**What you have to do:** Copy every entry exactly.

Data about app and page elements
□ □ □ □ □ □ □
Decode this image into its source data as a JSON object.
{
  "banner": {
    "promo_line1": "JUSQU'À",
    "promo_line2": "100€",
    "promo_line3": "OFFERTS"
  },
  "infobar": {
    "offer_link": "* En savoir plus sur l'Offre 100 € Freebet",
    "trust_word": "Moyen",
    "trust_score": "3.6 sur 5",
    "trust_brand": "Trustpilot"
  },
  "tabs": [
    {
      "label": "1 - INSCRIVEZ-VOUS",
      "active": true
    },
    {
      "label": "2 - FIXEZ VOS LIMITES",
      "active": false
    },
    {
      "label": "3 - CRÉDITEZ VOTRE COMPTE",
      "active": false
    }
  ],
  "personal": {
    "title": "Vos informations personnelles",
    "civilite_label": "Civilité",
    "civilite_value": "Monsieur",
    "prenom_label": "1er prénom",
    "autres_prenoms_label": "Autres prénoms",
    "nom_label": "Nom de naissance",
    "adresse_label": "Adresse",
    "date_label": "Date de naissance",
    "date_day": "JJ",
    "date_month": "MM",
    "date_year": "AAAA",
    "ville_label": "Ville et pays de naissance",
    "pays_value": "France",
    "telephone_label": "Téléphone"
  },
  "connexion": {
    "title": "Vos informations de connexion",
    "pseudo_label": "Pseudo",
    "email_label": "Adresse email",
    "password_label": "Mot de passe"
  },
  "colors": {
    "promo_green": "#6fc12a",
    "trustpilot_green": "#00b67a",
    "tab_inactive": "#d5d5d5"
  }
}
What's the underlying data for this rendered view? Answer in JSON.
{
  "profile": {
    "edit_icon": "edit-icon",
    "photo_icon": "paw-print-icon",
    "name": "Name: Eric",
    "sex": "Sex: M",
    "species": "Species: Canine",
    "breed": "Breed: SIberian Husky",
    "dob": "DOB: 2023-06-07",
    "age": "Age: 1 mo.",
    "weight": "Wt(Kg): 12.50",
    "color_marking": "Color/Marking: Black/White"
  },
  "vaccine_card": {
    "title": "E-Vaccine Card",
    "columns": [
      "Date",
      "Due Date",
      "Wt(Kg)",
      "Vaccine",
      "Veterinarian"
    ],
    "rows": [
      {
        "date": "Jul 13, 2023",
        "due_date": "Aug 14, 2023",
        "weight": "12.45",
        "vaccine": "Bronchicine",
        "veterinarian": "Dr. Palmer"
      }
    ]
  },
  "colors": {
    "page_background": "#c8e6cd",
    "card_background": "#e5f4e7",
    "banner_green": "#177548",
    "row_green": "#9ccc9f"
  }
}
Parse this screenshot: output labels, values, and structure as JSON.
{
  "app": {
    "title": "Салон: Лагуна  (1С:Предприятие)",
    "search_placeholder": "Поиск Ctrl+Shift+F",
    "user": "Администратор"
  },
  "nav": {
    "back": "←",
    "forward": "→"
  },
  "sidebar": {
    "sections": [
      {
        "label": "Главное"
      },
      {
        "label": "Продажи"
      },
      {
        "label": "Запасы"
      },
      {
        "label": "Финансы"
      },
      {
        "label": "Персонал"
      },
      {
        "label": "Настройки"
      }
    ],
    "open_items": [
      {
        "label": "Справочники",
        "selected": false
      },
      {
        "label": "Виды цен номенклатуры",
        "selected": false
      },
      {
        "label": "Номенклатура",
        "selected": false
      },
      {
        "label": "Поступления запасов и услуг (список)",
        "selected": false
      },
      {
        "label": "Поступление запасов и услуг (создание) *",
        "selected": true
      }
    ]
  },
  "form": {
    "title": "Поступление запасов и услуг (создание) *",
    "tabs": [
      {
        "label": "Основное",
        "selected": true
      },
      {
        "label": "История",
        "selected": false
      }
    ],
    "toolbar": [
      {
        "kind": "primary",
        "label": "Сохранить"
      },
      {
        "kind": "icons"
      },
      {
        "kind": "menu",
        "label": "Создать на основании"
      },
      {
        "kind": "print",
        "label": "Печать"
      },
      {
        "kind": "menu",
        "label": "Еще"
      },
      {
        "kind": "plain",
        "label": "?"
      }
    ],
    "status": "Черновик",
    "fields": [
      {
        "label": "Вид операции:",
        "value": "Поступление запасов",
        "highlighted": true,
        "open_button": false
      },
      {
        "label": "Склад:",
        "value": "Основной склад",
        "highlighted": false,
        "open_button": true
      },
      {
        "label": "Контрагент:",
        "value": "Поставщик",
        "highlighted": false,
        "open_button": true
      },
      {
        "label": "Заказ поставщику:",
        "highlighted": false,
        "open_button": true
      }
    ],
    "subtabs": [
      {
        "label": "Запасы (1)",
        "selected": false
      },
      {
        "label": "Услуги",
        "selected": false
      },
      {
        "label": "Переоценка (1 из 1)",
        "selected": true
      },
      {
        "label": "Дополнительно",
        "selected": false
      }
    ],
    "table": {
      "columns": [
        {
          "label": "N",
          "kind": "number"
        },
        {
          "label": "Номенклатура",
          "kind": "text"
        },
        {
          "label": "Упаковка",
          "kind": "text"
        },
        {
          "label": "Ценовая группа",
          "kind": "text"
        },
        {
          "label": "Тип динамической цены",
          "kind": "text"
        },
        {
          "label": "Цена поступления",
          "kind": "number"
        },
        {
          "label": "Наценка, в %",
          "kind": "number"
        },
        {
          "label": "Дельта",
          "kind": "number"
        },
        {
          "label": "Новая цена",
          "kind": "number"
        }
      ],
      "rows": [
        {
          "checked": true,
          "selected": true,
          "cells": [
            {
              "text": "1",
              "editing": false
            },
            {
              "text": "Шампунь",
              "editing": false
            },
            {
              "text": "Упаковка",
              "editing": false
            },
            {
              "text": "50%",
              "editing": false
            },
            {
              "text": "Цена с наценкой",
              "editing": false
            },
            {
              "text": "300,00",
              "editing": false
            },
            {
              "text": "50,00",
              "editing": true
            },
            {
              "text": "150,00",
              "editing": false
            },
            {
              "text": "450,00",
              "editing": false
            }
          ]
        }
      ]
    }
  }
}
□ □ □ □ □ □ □
**Solution for this problem:**
Decode this image into its source data as a JSON object.
{
  "banner": {
    "promo_line1": "JUSQU'À",
    "promo_line2": "100€",
    "promo_line3": "OFFERTS"
  },
  "infobar": {
    "offer_link": "* En savoir plus sur l'Offre 100 € Freebet",
    "trust_word": "Moyen",
    "trust_score": "3.6 sur 5",
    "trust_brand": "Trustpilot"
  },
  "tabs": [
    {
      "label": "1 - INSCRIVEZ-VOUS",
      "active": true
    },
    {
      "label": "2 - FIXEZ VOS LIMITES",
      "active": false
    },
    {
      "label": "3 - CRÉDITEZ VOTRE COMPTE",
      "active": false
    }
  ],
  "personal": {
    "title": "Vos informations personnelles",
    "civilite_label": "Civilité",
    "civilite_value": "Monsieur",
    "prenom_label": "1er prénom",
    "autres_prenoms_label": "Autres prénoms",
    "nom_label": "Nom de naissance",
    "adresse_label": "Adresse",
    "date_label": "Date de naissance",
    "date_day": "JJ",
    "date_month": "MM",
    "date_year": "AAAA",
    "ville_label": "Ville et pays de naissance",
    "pays_value": "France",
    "telephone_label": "Téléphone"
  },
  "connexion": {
    "title": "Vos informations de connexion",
    "pseudo_label": "Pseudo",
    "email_label": "Adresse email",
    "password_label": "Mot de passe"
  },
  "colors": {
    "promo_green": "#6fc12a",
    "trustpilot_green": "#00b67a",
    "tab_inactive": "#d5d5d5"
  }
}
What's the underlying data for this rendered view? Answer in JSON.
{
  "profile": {
    "edit_icon": "edit-icon",
    "photo_icon": "paw-print-icon",
    "name": "Name: Eric",
    "sex": "Sex: M",
    "species": "Species: Canine",
    "breed": "Breed: SIberian Husky",
    "dob": "DOB: 2023-06-07",
    "age": "Age: 1 mo.",
    "weight": "Wt(Kg): 12.50",
    "color_marking": "Color/Marking: Black/White"
  },
  "vaccine_card": {
    "title": "E-Vaccine Card",
    "columns": [
      "Date",
      "Due Date",
      "Wt(Kg)",
      "Vaccine",
      "Veterinarian"
    ],
    "rows": [
      {
        "date": "Jul 13, 2023",
        "due_date": "Aug 14, 2023",
        "weight": "12.45",
        "vaccine": "Bronchicine",
        "veterinarian": "Dr. Palmer"
      }
    ]
  },
  "colors": {
    "page_background": "#c8e6cd",
    "card_background": "#e5f4e7",
    "banner_green": "#177548",
    "row_green": "#9ccc9f"
  }
}
Parse this screenshot: output labels, values, and structure as JSON.
{
  "app": {
    "title": "Салон: Лагуна  (1С:Предприятие)",
    "search_placeholder": "Поиск Ctrl+Shift+F",
    "user": "Администратор"
  },
  "nav": {
    "back": "←",
    "forward": "→"
  },
  "sidebar": {
    "sections": [
      {
        "label": "Главное"
      },
      {
        "label": "Продажи"
      },
      {
        "label": "Запасы"
      },
      {
        "label": "Финансы"
      },
      {
        "label": "Персонал"
      },
      {
        "label": "Настройки"
      }
    ],
    "open_items": [
      {
        "label": "Справочники",
        "selected": false
      },
      {
        "label": "Виды цен номенклатуры",
        "selected": false
      },
      {
        "label": "Номенклатура",
        "selected": false
      },
      {
        "label": "Поступления запасов и услуг (список)",
        "selected": false
      },
      {
        "label": "Поступление запасов и услуг (создание) *",
        "selected": true
      }
    ]
  },
  "form": {
    "title": "Поступление запасов и услуг (создание) *",
    "tabs": [
      {
        "label": "Основное",
        "selected": true
      },
      {
        "label": "История",
        "selected": false
      }
    ],
    "toolbar": [
      {
        "kind": "primary",
        "label": "Сохранить"
      },
      {
        "kind": "icons"
      },
      {
        "kind": "menu",
        "label": "Создать на основании"
      },
      {
        "kind": "print",
        "label": "Печать"
      },
      {
        "kind": "menu",
        "label": "Еще"
      },
      {
        "kind": "plain",
        "label": "?"
      }
    ],
    "status": "Черновик",
    "fields": [
      {
        "label": "Вид операции:",
        "value": "Поступление запасов",
        "highlighted": true,
        "open_button": false
      },
      {
        "label": "Склад:",
        "value": "Основной склад",
        "highlighted": false,
        "open_button": true
      },
      {
        "label": "Контрагент:",
        "value": "Поставщик",
        "highlighted": false,
        "open_button": true
      },
      {
        "label": "Заказ поставщику:",
        "highlighted": false,
        "open_button": true
      }
    ],
    "subtabs": [
      {
        "label": "Запасы (1)",
        "selected": false
      },
      {
        "label": "Услуги",
        "selected": false
      },
      {
        "label": "Переоценка (1 из 1)",
        "selected": true
      },
      {
        "label": "Дополнительно",
        "selected": false
      }
    ],
    "table": {
      "columns": [
        {
          "label": "N",
          "kind": "number"
        },
        {
          "label": "Номенклатура",
          "kind": "text"
        },
        {
          "label": "Упаковка",
          "kind": "text"
        },
        {
          "label": "Ценовая группа",
          "kind": "text"
        },
        {
          "label": "Тип динамической цены",
          "kind": "text"
        },
        {
          "label": "Цена поступления",
          "kind": "number"
        },
        {
          "label": "Наценка, в %",
          "kind": "number"
        },
        {
          "label": "Дельта",
          "kind": "number"
        },
        {
          "label": "Новая цена",
          "kind": "number"
        }
      ],
      "rows": [
        {
          "checked": true,
          "selected": true,
          "cells": [
            {
              "text": "1",
              "editing": false
            },
            {
              "text": "Шампунь",
              "editing": false
            },
            {
              "text": "Упаковка",
              "editing": false
            },
            {
              "text": "50%",
              "editing": false
            },
            {
              "text": "Цена с наценкой",
              "editing": false
            },
            {
              "text": "300,00",
              "editing": false
            },
            {
              "text": "50,00",
              "editing": true
            },
            {
              "text": "150,00",
              "editing": false
            },
            {
              "text": "450,00",
              "editing": false
            }
          ]
        }
      ]
    }
  }
}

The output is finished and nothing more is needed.